STUDY MATERIAL START

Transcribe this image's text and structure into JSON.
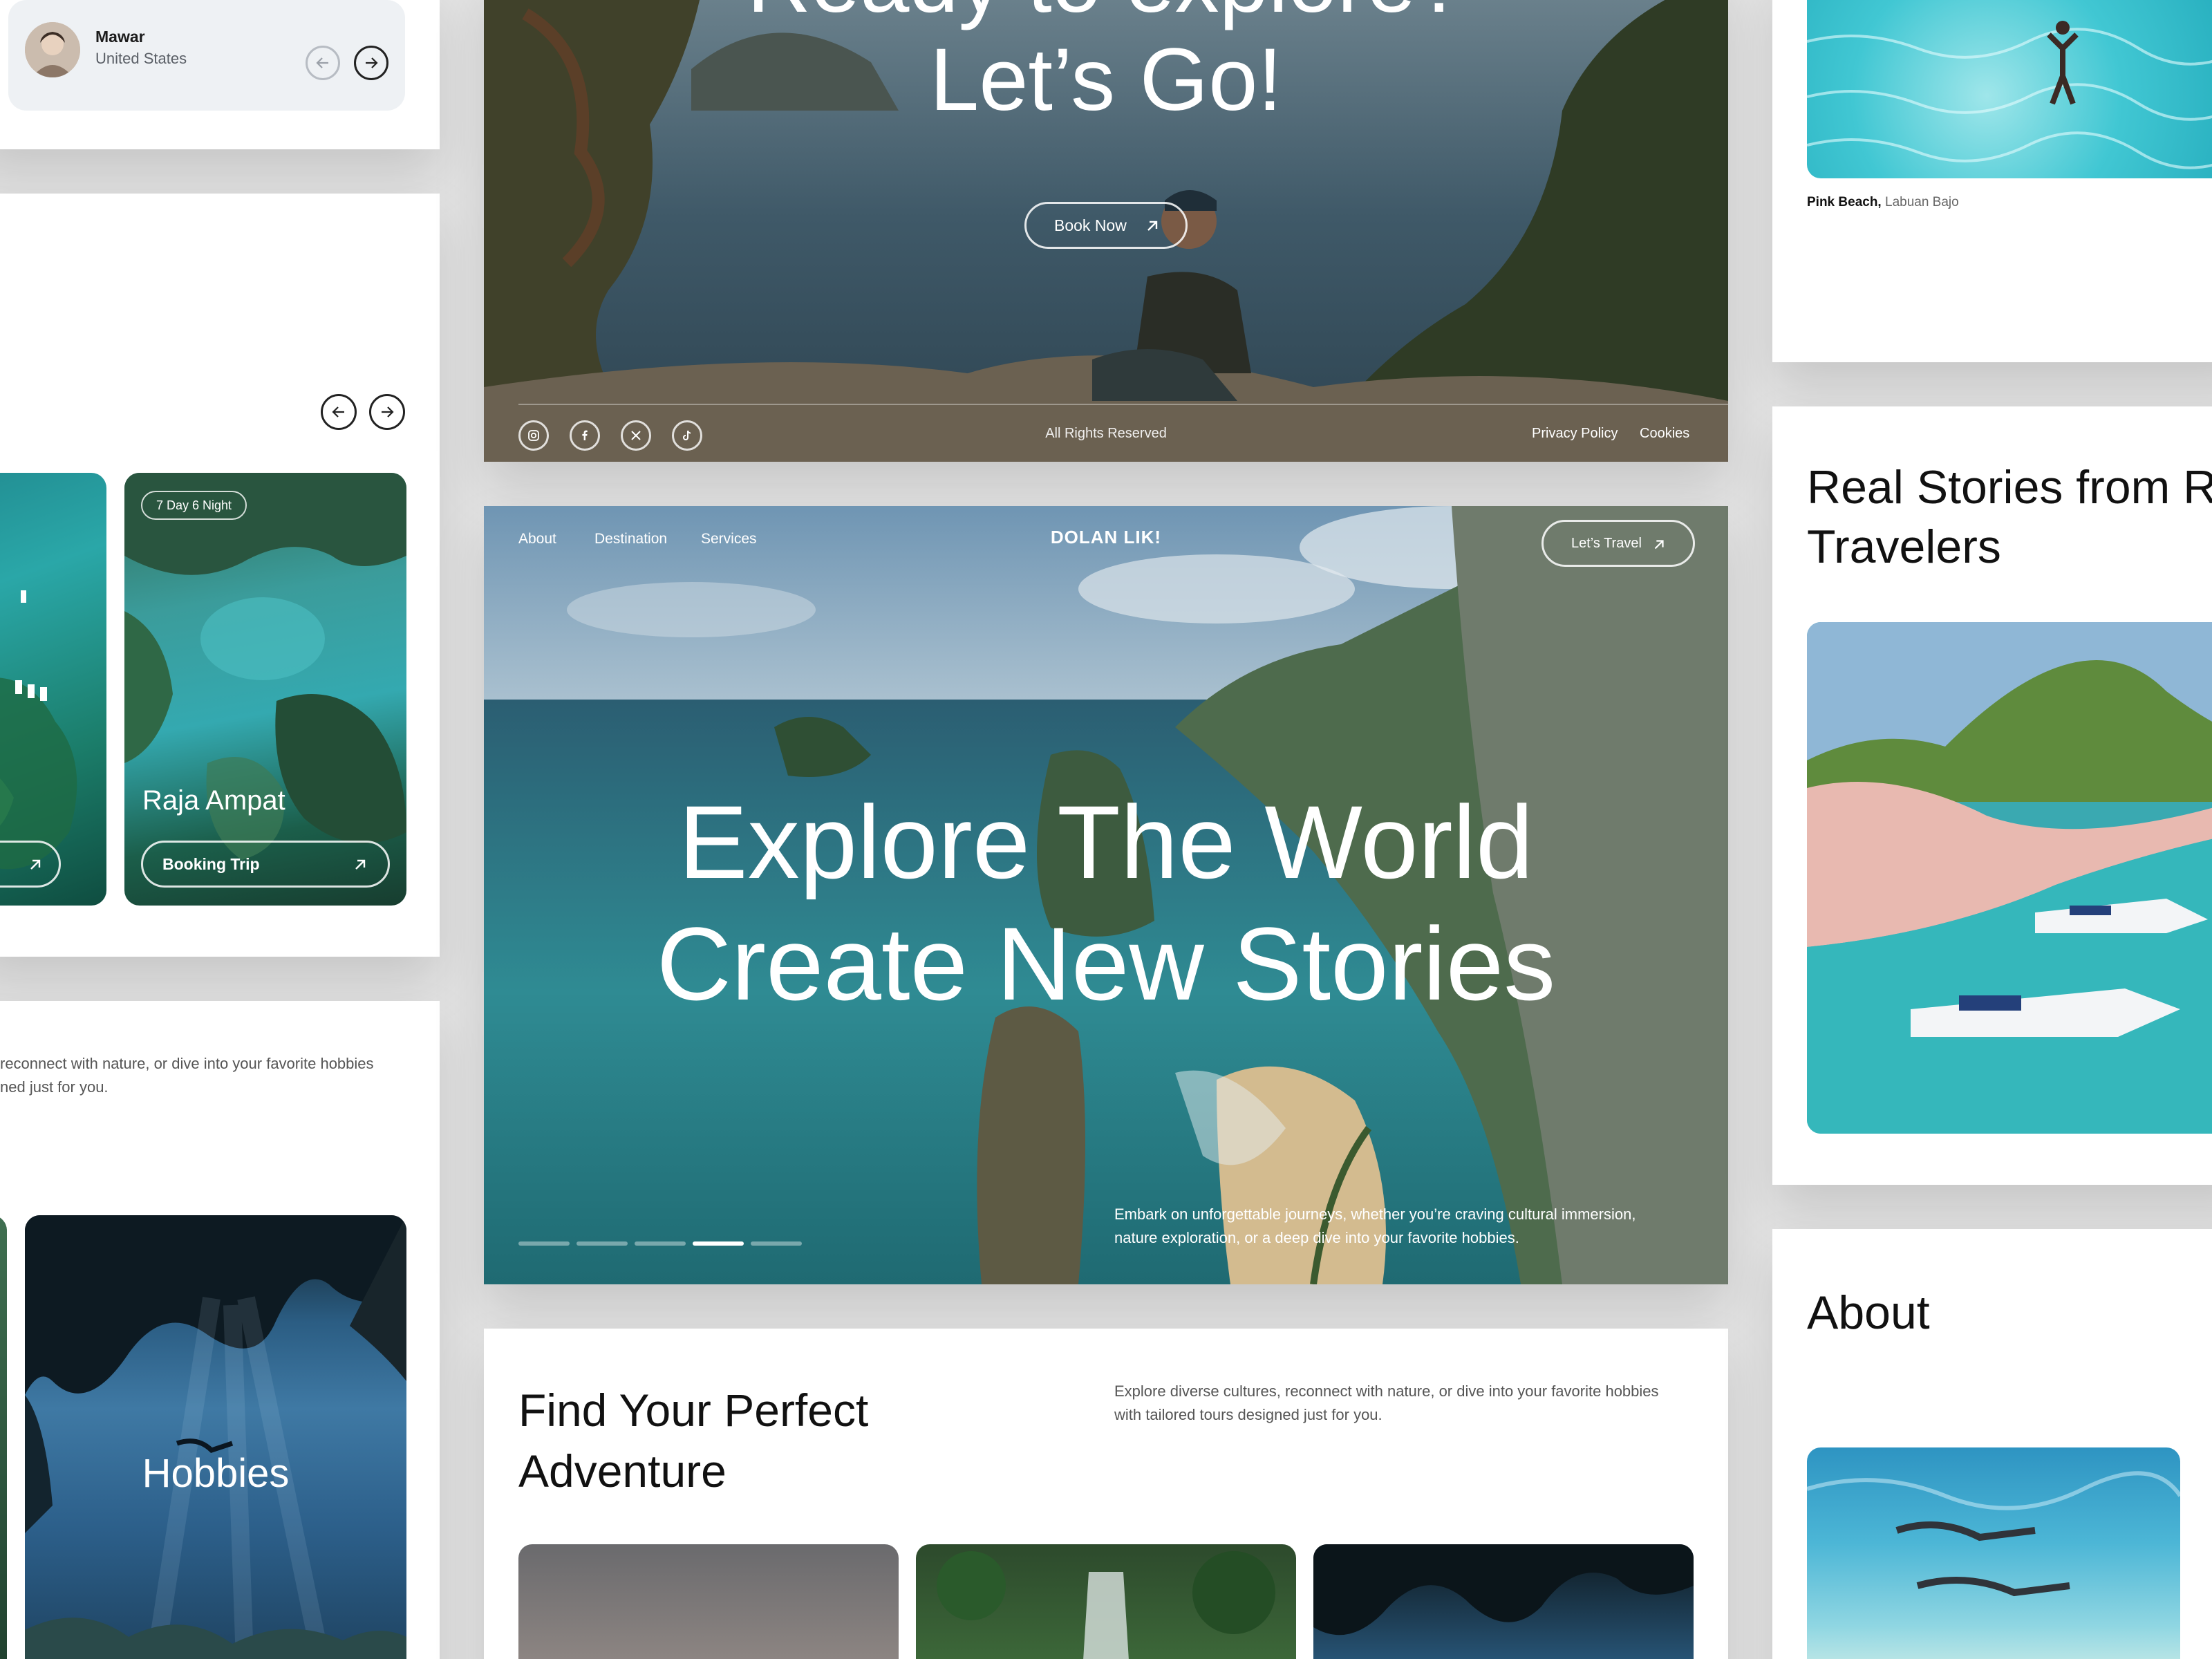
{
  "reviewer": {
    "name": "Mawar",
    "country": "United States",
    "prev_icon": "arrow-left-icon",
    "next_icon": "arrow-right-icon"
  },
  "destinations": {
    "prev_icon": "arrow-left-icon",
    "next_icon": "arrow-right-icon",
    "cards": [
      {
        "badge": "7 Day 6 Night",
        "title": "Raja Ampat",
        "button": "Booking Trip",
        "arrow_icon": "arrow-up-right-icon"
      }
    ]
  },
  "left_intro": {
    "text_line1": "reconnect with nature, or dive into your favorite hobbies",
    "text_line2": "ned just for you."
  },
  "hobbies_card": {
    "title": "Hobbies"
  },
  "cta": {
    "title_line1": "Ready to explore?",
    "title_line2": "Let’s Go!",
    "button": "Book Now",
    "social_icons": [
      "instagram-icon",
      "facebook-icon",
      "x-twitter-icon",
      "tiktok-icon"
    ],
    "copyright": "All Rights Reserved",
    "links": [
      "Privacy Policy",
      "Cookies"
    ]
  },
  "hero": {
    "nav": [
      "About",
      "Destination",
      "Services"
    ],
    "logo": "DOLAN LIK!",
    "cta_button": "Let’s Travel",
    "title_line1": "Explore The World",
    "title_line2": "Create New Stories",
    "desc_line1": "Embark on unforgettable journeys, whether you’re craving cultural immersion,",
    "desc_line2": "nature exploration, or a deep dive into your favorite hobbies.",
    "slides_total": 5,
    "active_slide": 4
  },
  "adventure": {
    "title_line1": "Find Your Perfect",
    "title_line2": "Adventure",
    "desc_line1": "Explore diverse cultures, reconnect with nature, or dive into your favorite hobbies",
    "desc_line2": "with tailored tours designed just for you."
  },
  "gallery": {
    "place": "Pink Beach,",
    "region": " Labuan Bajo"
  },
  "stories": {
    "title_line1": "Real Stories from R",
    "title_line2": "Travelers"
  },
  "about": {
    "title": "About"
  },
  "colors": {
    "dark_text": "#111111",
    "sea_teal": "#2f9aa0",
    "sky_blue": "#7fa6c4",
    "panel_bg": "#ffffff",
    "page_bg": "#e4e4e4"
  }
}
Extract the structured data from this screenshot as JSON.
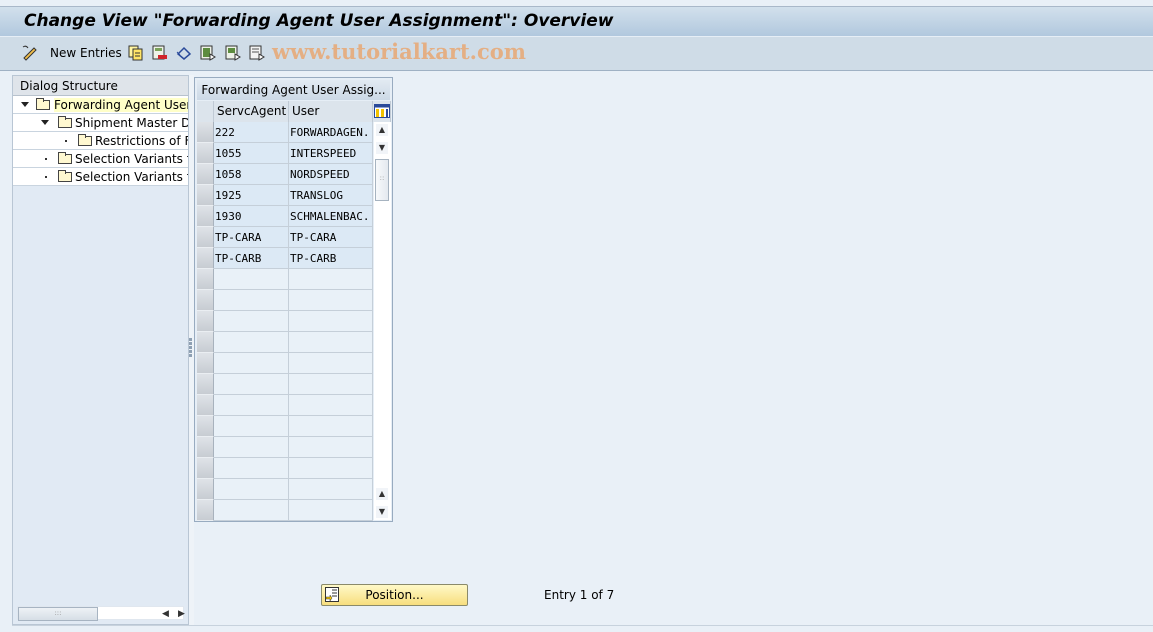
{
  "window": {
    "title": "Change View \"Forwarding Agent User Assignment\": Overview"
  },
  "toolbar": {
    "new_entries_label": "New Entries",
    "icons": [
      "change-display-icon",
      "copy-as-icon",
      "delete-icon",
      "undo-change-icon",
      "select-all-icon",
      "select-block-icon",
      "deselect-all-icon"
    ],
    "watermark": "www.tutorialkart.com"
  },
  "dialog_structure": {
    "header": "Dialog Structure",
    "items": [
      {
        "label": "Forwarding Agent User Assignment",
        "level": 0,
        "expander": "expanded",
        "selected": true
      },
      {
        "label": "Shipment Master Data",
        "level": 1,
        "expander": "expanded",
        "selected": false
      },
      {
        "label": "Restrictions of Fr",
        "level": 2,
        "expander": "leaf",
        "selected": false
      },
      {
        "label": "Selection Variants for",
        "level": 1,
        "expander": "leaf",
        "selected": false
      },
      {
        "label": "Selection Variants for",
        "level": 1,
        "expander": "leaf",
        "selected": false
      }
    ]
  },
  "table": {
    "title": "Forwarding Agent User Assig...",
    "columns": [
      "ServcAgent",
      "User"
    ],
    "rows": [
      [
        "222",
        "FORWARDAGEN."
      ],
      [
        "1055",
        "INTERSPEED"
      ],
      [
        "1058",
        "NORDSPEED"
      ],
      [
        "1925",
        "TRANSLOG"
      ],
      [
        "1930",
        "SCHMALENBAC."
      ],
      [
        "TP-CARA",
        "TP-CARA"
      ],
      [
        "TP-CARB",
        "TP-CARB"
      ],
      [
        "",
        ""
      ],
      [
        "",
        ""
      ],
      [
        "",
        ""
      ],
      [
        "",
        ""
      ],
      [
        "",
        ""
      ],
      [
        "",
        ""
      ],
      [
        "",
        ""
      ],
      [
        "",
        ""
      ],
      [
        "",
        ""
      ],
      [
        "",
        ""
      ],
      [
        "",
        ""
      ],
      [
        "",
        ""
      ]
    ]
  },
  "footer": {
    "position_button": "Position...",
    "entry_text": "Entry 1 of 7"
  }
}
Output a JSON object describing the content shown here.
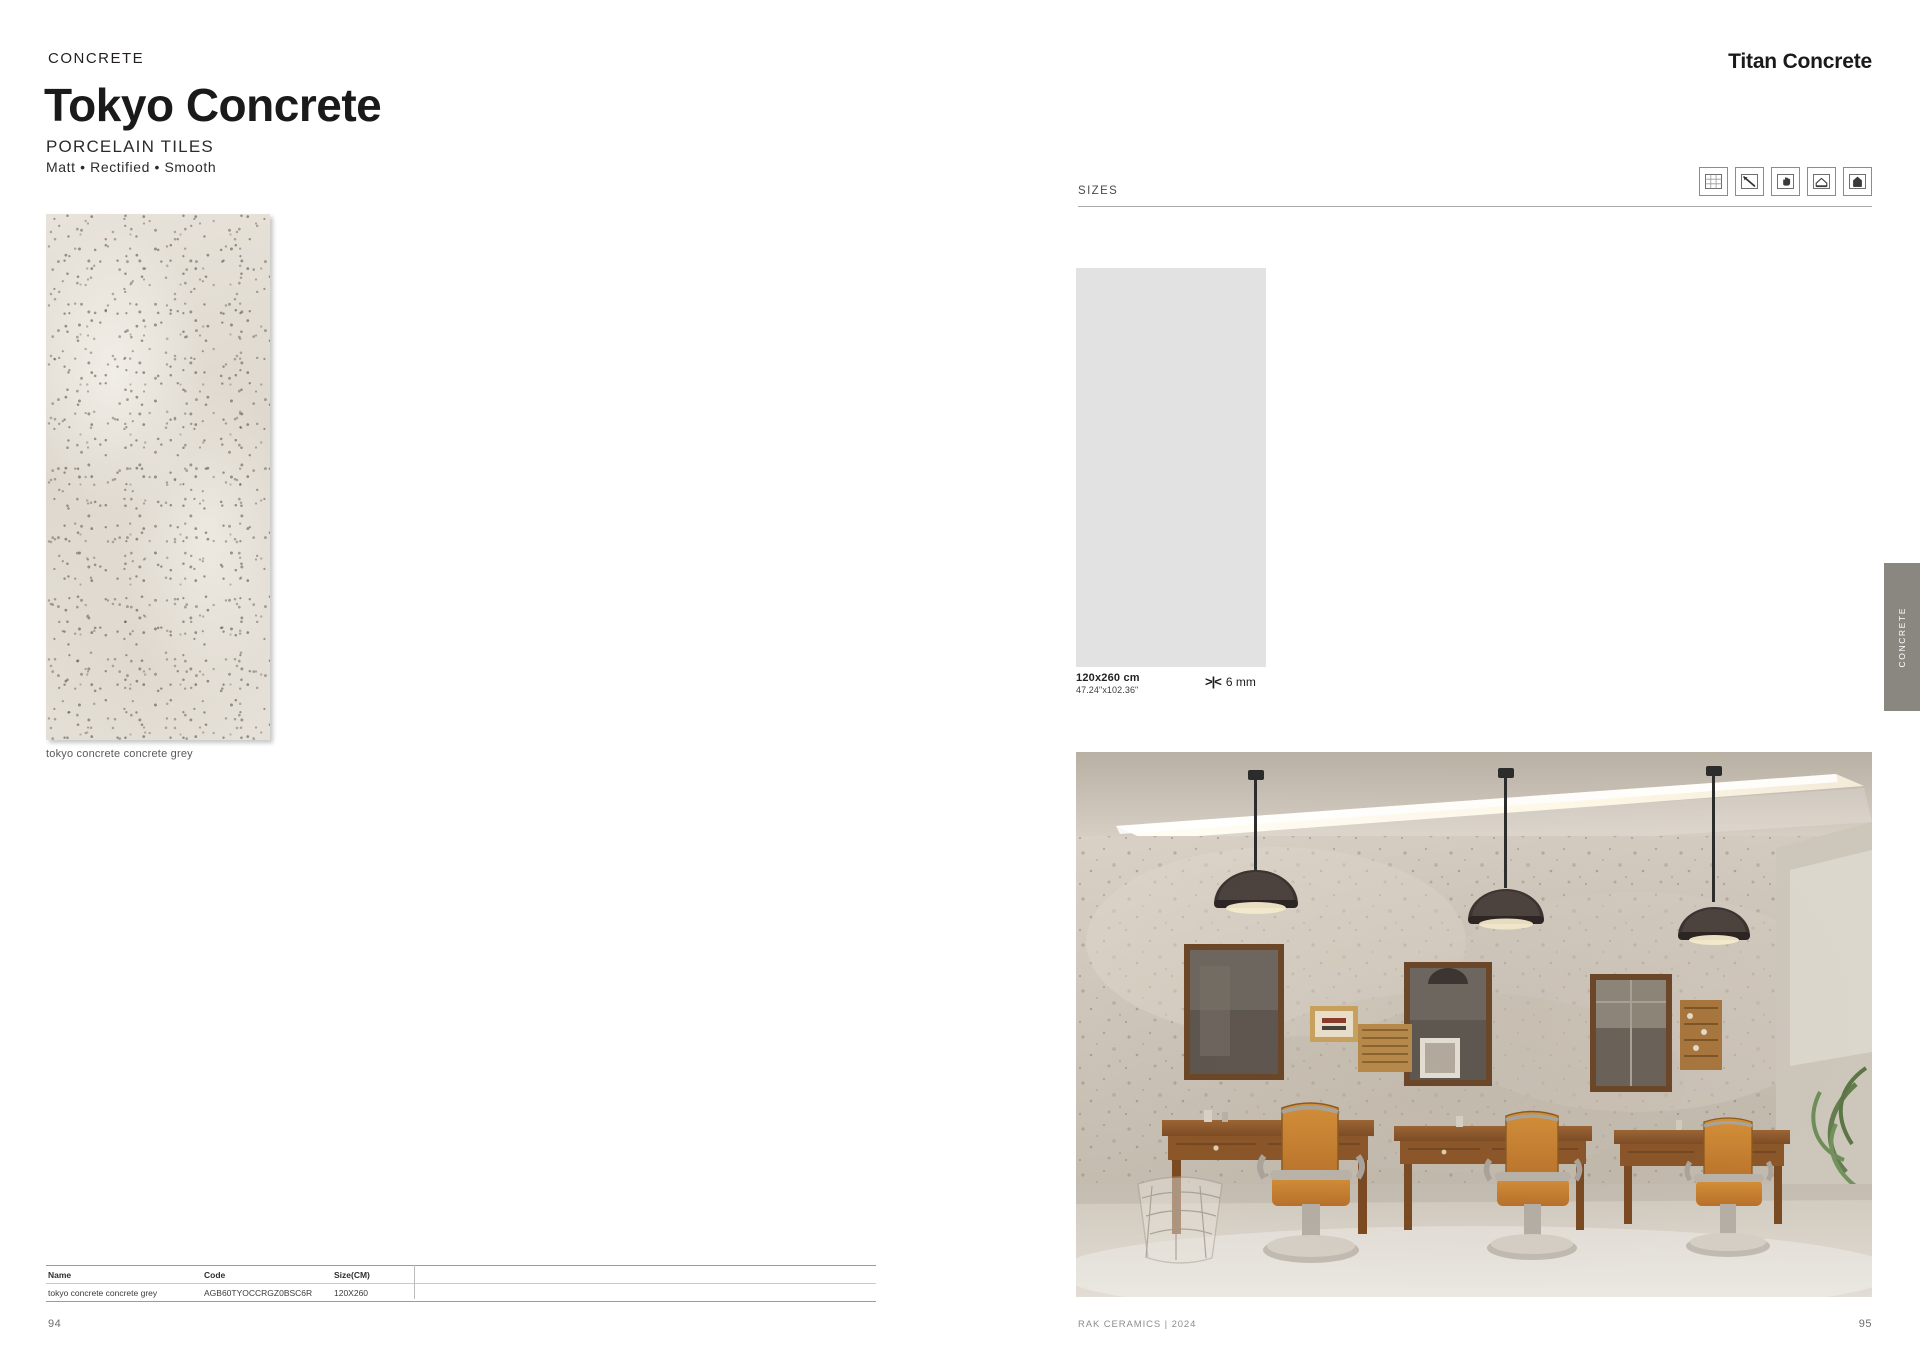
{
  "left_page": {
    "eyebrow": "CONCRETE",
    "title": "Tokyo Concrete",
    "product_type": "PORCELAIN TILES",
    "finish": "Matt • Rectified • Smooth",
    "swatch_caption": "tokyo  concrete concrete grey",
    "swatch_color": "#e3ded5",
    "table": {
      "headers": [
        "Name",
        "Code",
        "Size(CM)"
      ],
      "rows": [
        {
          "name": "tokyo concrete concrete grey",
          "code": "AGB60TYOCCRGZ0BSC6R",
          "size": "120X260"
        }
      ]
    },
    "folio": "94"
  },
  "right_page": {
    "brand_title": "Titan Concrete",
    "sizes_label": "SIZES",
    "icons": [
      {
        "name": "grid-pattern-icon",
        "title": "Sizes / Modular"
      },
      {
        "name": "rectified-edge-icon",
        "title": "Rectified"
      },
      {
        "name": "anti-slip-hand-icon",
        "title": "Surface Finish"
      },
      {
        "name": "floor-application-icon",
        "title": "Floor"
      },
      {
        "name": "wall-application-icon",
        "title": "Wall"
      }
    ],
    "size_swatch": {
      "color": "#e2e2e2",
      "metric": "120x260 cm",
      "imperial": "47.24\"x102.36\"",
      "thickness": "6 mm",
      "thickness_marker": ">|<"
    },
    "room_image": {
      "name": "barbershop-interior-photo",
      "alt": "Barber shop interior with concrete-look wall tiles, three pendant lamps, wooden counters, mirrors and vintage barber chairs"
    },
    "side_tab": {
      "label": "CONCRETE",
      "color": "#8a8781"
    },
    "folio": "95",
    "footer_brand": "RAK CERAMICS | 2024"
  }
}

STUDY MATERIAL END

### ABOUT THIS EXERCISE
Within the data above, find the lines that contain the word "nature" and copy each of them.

### ANSWER FOR THIS EXERCISE
    "text_line1": "reconnect with nature, or dive into your favorite hobbies",
    "desc_line2": "nature exploration, or a deep dive into your favorite hobbies.",
    "desc_line1": "Explore diverse cultures, reconnect with nature, or dive into your favorite hobbies",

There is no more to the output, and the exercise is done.